▸ **Data records**:
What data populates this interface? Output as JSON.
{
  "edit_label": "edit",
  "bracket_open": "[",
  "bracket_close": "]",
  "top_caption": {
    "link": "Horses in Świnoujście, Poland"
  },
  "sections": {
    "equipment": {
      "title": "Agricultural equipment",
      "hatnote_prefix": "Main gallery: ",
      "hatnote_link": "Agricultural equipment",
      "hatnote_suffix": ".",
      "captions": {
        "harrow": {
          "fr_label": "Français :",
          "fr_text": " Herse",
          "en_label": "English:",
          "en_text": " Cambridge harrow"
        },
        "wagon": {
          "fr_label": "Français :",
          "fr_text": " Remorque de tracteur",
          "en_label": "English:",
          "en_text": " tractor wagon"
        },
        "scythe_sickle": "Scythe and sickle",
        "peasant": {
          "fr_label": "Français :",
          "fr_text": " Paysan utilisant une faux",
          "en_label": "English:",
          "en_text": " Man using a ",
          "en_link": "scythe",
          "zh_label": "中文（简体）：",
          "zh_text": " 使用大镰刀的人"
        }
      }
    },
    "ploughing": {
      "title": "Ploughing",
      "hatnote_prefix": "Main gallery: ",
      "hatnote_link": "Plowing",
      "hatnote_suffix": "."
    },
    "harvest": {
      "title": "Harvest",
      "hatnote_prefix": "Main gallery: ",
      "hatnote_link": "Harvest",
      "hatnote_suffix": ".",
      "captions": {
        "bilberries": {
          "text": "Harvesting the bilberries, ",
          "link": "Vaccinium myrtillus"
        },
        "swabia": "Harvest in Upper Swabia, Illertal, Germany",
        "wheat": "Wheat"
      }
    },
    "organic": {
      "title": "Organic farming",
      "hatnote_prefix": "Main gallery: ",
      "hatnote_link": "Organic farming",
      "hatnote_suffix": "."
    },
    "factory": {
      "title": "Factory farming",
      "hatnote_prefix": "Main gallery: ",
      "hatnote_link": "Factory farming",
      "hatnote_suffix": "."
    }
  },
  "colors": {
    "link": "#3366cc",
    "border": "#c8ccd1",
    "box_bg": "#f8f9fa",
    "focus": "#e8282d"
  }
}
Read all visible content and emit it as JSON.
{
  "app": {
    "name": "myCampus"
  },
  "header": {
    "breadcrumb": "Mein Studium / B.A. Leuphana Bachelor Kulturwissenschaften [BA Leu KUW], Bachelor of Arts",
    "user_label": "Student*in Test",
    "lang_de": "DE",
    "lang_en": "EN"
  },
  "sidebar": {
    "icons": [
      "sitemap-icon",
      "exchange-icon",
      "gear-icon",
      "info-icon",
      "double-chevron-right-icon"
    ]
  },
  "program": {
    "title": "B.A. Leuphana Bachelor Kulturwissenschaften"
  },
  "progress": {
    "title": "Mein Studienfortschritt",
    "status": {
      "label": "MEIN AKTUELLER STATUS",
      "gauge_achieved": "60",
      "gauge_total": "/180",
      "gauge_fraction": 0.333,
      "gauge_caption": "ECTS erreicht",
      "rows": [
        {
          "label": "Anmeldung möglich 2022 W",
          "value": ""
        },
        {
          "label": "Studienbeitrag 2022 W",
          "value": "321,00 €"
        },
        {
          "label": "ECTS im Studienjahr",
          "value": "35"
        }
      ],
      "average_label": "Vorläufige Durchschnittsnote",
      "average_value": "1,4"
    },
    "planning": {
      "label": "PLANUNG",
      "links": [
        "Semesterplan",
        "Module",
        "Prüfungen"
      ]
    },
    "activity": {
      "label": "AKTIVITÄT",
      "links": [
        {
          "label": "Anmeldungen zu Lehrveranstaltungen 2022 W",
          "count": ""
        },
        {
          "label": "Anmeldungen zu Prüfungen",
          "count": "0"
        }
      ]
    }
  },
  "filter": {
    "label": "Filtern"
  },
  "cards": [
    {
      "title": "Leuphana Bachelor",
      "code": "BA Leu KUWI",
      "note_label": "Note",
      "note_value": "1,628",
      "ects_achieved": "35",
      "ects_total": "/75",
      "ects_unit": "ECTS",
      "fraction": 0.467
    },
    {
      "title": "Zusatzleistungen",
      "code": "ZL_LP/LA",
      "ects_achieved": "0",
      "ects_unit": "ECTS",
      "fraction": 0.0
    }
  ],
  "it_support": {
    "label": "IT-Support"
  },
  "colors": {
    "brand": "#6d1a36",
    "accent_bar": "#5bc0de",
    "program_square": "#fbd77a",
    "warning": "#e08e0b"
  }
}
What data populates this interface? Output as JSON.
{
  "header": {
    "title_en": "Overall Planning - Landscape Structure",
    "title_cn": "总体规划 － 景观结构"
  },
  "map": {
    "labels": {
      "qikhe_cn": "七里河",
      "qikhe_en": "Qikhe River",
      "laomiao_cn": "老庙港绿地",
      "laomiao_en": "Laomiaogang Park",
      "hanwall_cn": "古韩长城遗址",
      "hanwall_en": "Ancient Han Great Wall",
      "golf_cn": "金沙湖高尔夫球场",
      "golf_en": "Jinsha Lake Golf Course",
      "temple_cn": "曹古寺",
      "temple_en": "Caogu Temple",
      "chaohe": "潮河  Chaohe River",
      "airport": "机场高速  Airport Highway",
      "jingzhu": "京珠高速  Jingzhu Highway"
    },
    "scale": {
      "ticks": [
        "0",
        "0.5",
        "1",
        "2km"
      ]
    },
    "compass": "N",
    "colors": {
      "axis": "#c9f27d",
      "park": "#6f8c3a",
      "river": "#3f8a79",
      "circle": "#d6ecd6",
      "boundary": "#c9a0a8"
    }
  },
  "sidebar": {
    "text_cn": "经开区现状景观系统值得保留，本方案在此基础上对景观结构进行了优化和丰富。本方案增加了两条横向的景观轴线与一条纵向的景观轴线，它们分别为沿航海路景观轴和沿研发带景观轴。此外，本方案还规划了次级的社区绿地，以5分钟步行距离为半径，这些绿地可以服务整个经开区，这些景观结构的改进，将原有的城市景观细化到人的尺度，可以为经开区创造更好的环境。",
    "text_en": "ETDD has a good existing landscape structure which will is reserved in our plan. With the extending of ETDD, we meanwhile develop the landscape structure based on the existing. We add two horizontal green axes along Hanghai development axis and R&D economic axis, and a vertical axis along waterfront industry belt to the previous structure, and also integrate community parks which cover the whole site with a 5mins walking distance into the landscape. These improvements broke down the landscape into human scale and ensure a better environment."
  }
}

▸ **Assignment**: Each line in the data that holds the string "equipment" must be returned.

▸ **Your response**:
    "equipment": {
      "title": "Agricultural equipment",
      "hatnote_link": "Agricultural equipment",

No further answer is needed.